However frightening this sounds, we have to keep in mind that these are just numbers. When calculating the final one-in-six chance for global nuclear war, Tegmark assigned his own estimates to the odds of certain outcomes, based on his subjective observations. They are highly educated guesses, but guesses, nonetheless. And when we start stacking these uncertain numbers across multiple steps, their uncertainty also multiplies. Besides, historical precedence and rational expectations alone are not enough to accurately anticipate any future events. World leaders do not always behave rationally and can also be the subject to assassinations or coups that Tegmark does not seem to have factored in and which could change the entire formula. Similarly, there could be certain interests or technologies that are yet unknown to the opposing parties. Furthermore, we also need to note the human element within both chains of command that might result in refusal of the execution of nuclear exchange and ultimately prevent the worst from happening. Finally, the involvement of any third-party powers, such as China, can easily decrease or increase these chances, depending on its extent and timing relative to the steps outlined.

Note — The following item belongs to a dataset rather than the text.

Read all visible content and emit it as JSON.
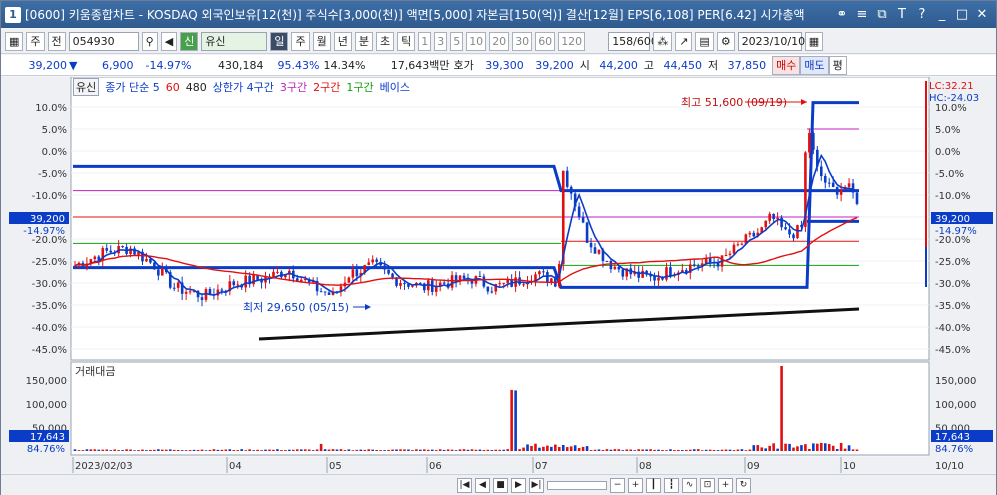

Nevertheless, if a warning comes from such a distinguished scientist as Max Tegmark, we ought to listen. After all, he did spend half his life trying to reduce the chances of existential threats such as nuclear war. He also accurately predicted during the spring that ‘once loss of occupied territory loomed, [Putin] would annex what he controlled and start talking about nuclear defence of Russia’s new borders’. That worked out to the letter, didn’t it? Therefore, we can trust that the assumptions on which he based his formula are grounded in objective truth instead of a gut feeling.

Avoiding nuclear apocalypse has an 83 per cent chance now

What are the implications of all this? Simple: we need to de-escalate right now. If Tegmark’s formula showed one thing, it’s that the sooner the better. Avoiding nuclear apocalypse has an 83 per cent chance now, but it could drop to 30 per cent quickly if the conflict escalates. Therefore, every country of the West—and not just the US and Ukraine—has the responsibility of doing whatever it can to break the vicious cycle of escalation by peaceful means, regardless of what they seek to achieve in the long term. Our immediate interest is not to doom our planet in a catastrophic nuclear winter, I think everyone can agree on that. However, the United States and most NATO members do not seem sold on the idea of peace, as if this war did only concern Ukraine, and not all of us.

Luckily, some leaders do understand the danger we face. Hungarian Prime Minister Viktor Orbán, for instance, has stressed the need for de-escalation, even at the expense of certain Western geopolitical objectives, countless times. Most recently, at the Euro Summit between the leaders of all 27 EU member states, he called for immediate ceasefire and negotiations with Russia. ‘I asked the leaders of the European Union to debate with the aim of avoiding escalation of the war in mind’, Orbán told reporters afterwards. Hopefully, the number of leaders who agree with him will grow quickly enough.

There is no time to idle and risk pushing Russia into making the next step. The longer we continue sending weapons to Ukraine instead of seeking common ground, the closer we get to ‘kaboom’—and then ‘KABOOM’—every day. Let us avoid that while we can. It is our collective responsibility to keep the mathematics of nuclear winter from becoming physical, and if we fail to do so, history will judge us accordingly.

The expressed in the opinion section are those of the authors and do not necessarily reflect the views of the Hungarian Conservative’s editorial board.

A scientist used mathematics to calculate the odds of global nuclear war. While the numbers paint a grim picture of the future, the assumptions they are based on are hypothetical. Nonetheless, world leaders should definitely take note.